• [What you will do] Your answer must be an exact copy of the records below, minus any images.

═════ Exercise data ═════

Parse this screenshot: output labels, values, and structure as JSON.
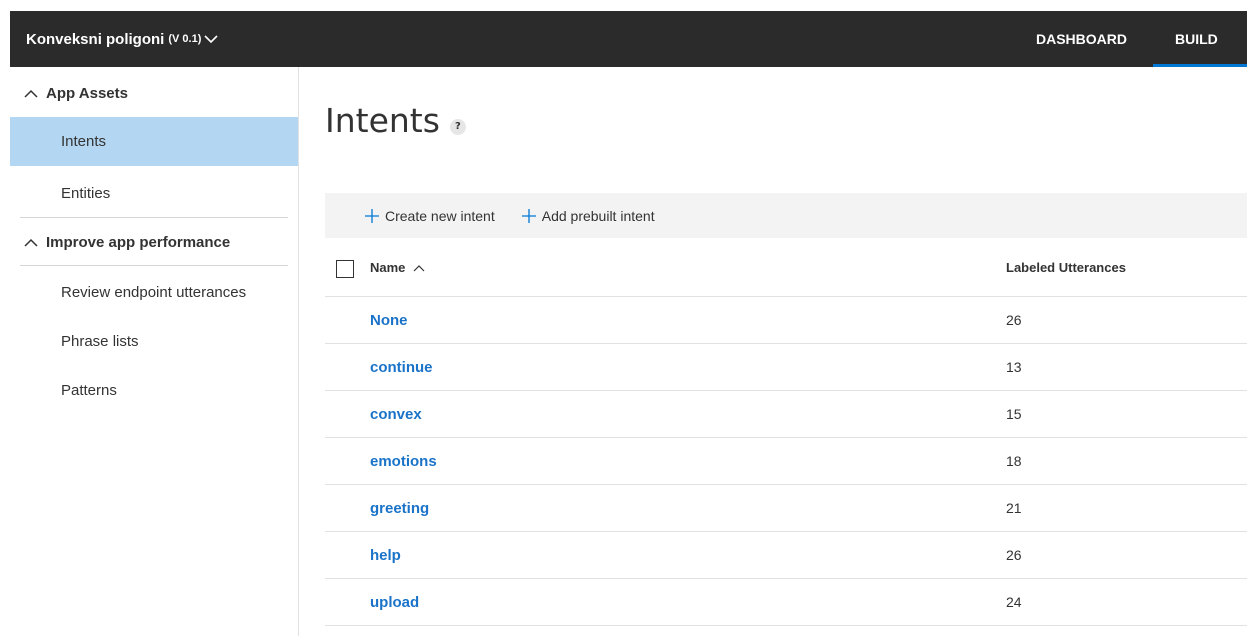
{
  "header": {
    "app_name": "Konveksni poligoni",
    "app_version": "(V 0.1)",
    "nav": [
      {
        "label": "DASHBOARD",
        "active": false
      },
      {
        "label": "BUILD",
        "active": true
      }
    ],
    "background_color": "#2b2b2b",
    "accent_color": "#0078d4"
  },
  "sidebar": {
    "sections": [
      {
        "title": "App Assets",
        "expanded": true,
        "items": [
          {
            "label": "Intents",
            "active": true
          },
          {
            "label": "Entities",
            "active": false
          }
        ]
      },
      {
        "title": "Improve app performance",
        "expanded": true,
        "items": [
          {
            "label": "Review endpoint utterances",
            "active": false
          },
          {
            "label": "Phrase lists",
            "active": false
          },
          {
            "label": "Patterns",
            "active": false
          }
        ]
      }
    ],
    "active_color": "#b3d7f2"
  },
  "main": {
    "title": "Intents",
    "help_badge": "?",
    "commands": [
      {
        "label": "Create new intent",
        "icon": "plus-icon"
      },
      {
        "label": "Add prebuilt intent",
        "icon": "plus-icon"
      }
    ],
    "table": {
      "columns": [
        {
          "label": "Name",
          "sort": "ascending"
        },
        {
          "label": "Labeled Utterances"
        }
      ],
      "rows": [
        {
          "name": "None",
          "labeled_utterances": "26"
        },
        {
          "name": "continue",
          "labeled_utterances": "13"
        },
        {
          "name": "convex",
          "labeled_utterances": "15"
        },
        {
          "name": "emotions",
          "labeled_utterances": "18"
        },
        {
          "name": "greeting",
          "labeled_utterances": "21"
        },
        {
          "name": "help",
          "labeled_utterances": "26"
        },
        {
          "name": "upload",
          "labeled_utterances": "24"
        }
      ],
      "link_color": "#1a73c8"
    }
  }
}
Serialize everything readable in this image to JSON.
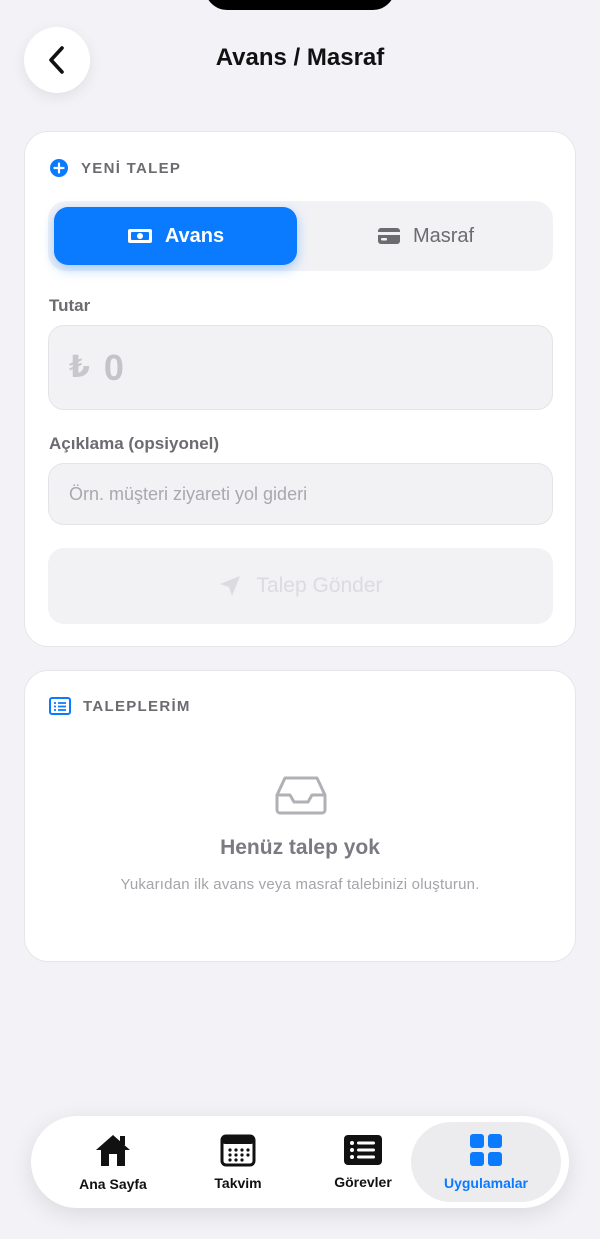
{
  "header": {
    "title": "Avans / Masraf"
  },
  "new_request": {
    "section_title": "YENİ TALEP",
    "segments": {
      "advance": "Avans",
      "expense": "Masraf",
      "selected": "Avans"
    },
    "amount": {
      "label": "Tutar",
      "currency_symbol": "₺",
      "value": "0"
    },
    "description": {
      "label": "Açıklama (opsiyonel)",
      "placeholder": "Örn. müşteri ziyareti yol gideri",
      "value": ""
    },
    "submit_label": "Talep Gönder"
  },
  "my_requests": {
    "section_title": "TALEPLERİM",
    "empty_title": "Henüz talep yok",
    "empty_subtitle": "Yukarıdan ilk avans veya masraf talebinizi oluşturun."
  },
  "tabbar": {
    "items": [
      {
        "label": "Ana Sayfa",
        "icon": "house-icon"
      },
      {
        "label": "Takvim",
        "icon": "calendar-icon"
      },
      {
        "label": "Görevler",
        "icon": "list-icon"
      },
      {
        "label": "Uygulamalar",
        "icon": "grid-icon"
      }
    ],
    "active": "Uygulamalar"
  },
  "colors": {
    "accent": "#0a7aff",
    "background": "#f2f2f7",
    "muted_text": "#6b6b70"
  }
}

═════

• [Answer area]
Parse this screenshot: output labels, values, and structure as JSON.
{
  "header": {
    "app_name": "Konveksni poligoni",
    "app_version": "(V 0.1)",
    "nav": [
      {
        "label": "DASHBOARD",
        "active": false
      },
      {
        "label": "BUILD",
        "active": true
      }
    ],
    "background_color": "#2b2b2b",
    "accent_color": "#0078d4"
  },
  "sidebar": {
    "sections": [
      {
        "title": "App Assets",
        "expanded": true,
        "items": [
          {
            "label": "Intents",
            "active": true
          },
          {
            "label": "Entities",
            "active": false
          }
        ]
      },
      {
        "title": "Improve app performance",
        "expanded": true,
        "items": [
          {
            "label": "Review endpoint utterances",
            "active": false
          },
          {
            "label": "Phrase lists",
            "active": false
          },
          {
            "label": "Patterns",
            "active": false
          }
        ]
      }
    ],
    "active_color": "#b3d7f2"
  },
  "main": {
    "title": "Intents",
    "help_badge": "?",
    "commands": [
      {
        "label": "Create new intent",
        "icon": "plus-icon"
      },
      {
        "label": "Add prebuilt intent",
        "icon": "plus-icon"
      }
    ],
    "table": {
      "columns": [
        {
          "label": "Name",
          "sort": "ascending"
        },
        {
          "label": "Labeled Utterances"
        }
      ],
      "rows": [
        {
          "name": "None",
          "labeled_utterances": "26"
        },
        {
          "name": "continue",
          "labeled_utterances": "13"
        },
        {
          "name": "convex",
          "labeled_utterances": "15"
        },
        {
          "name": "emotions",
          "labeled_utterances": "18"
        },
        {
          "name": "greeting",
          "labeled_utterances": "21"
        },
        {
          "name": "help",
          "labeled_utterances": "26"
        },
        {
          "name": "upload",
          "labeled_utterances": "24"
        }
      ],
      "link_color": "#1a73c8"
    }
  }
}
Serialize everything readable in this image to JSON.
{
  "header": {
    "title": "Avans / Masraf"
  },
  "new_request": {
    "section_title": "YENİ TALEP",
    "segments": {
      "advance": "Avans",
      "expense": "Masraf",
      "selected": "Avans"
    },
    "amount": {
      "label": "Tutar",
      "currency_symbol": "₺",
      "value": "0"
    },
    "description": {
      "label": "Açıklama (opsiyonel)",
      "placeholder": "Örn. müşteri ziyareti yol gideri",
      "value": ""
    },
    "submit_label": "Talep Gönder"
  },
  "my_requests": {
    "section_title": "TALEPLERİM",
    "empty_title": "Henüz talep yok",
    "empty_subtitle": "Yukarıdan ilk avans veya masraf talebinizi oluşturun."
  },
  "tabbar": {
    "items": [
      {
        "label": "Ana Sayfa",
        "icon": "house-icon"
      },
      {
        "label": "Takvim",
        "icon": "calendar-icon"
      },
      {
        "label": "Görevler",
        "icon": "list-icon"
      },
      {
        "label": "Uygulamalar",
        "icon": "grid-icon"
      }
    ],
    "active": "Uygulamalar"
  },
  "colors": {
    "accent": "#0a7aff",
    "background": "#f2f2f7",
    "muted_text": "#6b6b70"
  }
}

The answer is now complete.